When writing a report to be presented at a meeting, you need to follow some basic guidelines, most of which you probably learned in school. For example, you need to be sure about the purpose of your report, you need to focus on a precisely defined subtopic and you need to write with your audience in mind.
How to Write a Meeting Minutes Report. Meetings often involve questions, lengthy discussions and business decisions. Unfortunately, after the meeting is over, the discussions and decisions can be forgotten by those who attended, or misinterpreted by others who did not attend. To avoid future misunderstandings, a.
To write a meeting report, use the agenda as a guide. Talk about past business that was concluded, summarize what each speaker said, and list the goals that were identified as action items.You're required to distribute the final version of your minutes to members within 10 University working days of the meeting (See Rule 11) You must allow time for writing, typing or formatting, checking, adjustments, reference to the Chair within this framework.

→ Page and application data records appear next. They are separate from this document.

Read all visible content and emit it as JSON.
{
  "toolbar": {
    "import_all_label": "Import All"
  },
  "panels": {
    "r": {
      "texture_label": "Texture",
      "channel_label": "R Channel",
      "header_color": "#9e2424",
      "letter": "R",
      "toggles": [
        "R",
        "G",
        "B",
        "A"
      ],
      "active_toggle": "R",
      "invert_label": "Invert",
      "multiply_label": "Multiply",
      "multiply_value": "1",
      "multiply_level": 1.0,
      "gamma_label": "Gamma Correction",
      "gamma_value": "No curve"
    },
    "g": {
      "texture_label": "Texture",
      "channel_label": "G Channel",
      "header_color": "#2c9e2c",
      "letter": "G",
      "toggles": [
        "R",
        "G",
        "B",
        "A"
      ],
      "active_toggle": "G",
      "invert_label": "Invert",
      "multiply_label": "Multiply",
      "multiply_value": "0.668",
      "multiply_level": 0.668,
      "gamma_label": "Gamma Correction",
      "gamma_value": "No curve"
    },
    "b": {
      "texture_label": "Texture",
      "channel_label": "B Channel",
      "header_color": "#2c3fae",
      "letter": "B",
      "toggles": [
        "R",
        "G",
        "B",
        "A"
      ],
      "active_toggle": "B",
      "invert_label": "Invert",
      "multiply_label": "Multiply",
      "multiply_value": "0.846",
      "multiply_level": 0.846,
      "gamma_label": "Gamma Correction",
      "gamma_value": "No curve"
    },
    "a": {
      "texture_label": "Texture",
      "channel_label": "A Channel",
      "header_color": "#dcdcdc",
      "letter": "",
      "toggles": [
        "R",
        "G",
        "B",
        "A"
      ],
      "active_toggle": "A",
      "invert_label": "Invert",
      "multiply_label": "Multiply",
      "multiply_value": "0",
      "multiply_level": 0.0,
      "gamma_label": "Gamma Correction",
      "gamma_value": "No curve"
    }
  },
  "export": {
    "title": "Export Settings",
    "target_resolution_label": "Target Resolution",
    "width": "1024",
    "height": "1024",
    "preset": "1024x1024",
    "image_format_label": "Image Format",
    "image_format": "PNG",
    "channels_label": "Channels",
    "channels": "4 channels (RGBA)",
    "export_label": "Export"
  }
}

Back to top.How to write a report. Step 1: Decide on the 'Terms of reference' Step 2: Decide on the procedure. Step 3: Find the information. Step 4: Decide on the structure. Step 5: Draft the first part of your report. Step 6: Analyse your findings and draw conclusions. Step 7: Make recommendations. Step 8: Draft the executive summary and table of contents.
This section of a Council report is to be used to describe past actions by Council and other relevant historical information necessary for Council to understand the basis of the discussion section. The author should identify the origin of the report, including specific Council directions, and relevant history of the issue, except for all Special Closed Meetings motions, unless moved by Council.Read More
Set out your letter correctly. Write your name and address on the top right hand side. Below that, on the left hand side, write the councillor’s name or the name of the department, and the address.Read More
How to Write Meeting Minutes Writing good meeting minutes can save time and money. Succinct minutes that capture the purpose of the meeting and its agreed outcomes are a record that can be referred back to and be used for follow up purposes later.Read More
City Council Meeting essays After searching deperatly to find a City Hall that has it's meetings on a day that I can actually go to, because the previous meetings conflicted with my classes. I tried the City Hall in Bellflower, and the meetings were on Monday nights, which conflicted with one.Read More
All council meetings are required to be open to the public, with the exception of when the council decides to close the meeting to the public (in-camera meetings) in certain circumstances. Attending council meetings can be a good way to understand how councils make decisions. Contact your council for details of council meetings in your area.Read More
Writing the report. Having organised your material into appropriate sections and headings you can begin to write your report. Aim for a writing style that is direct and precise. Avoid waffle and make your points clearly and concisely. Sections and even individual paragraphs should be written with a clear structure.Read More
Sample Meeting Story Leads (Delayed leads with nut graphs) Example: Rising costs continue to complicate Raleigh's plans for a new downtown convention center. On Tuesday night, the City Council debated whether a connector between the center and an underground parking deck should be a fancy passage or a no-frills tunnel. The city will.Read More
The second section of a short report to the general manager contains the results of the project or initiative. Serving as the meat of the short report, it should contain facts, implications for the organization and any other relevant information. Like the introduction, the body of the short report should be concise.Read More
Education, Health and Care plans: Examples of good practice The first part of this document includes excerpts from real EHC plans that were collected through the local Independent Support network. In the second part there are two EHC plans which draw on real examples but the plans themselves relate to fictional children.Read More
This lesson takes a process approach to developing writing skills. It is staged so that students are guided through the processes of collecting information and deciding how they will structure it within the text before they begin to write. Students are guided through the process of drafting, editing and redrafting the text to produce a final copy.Read More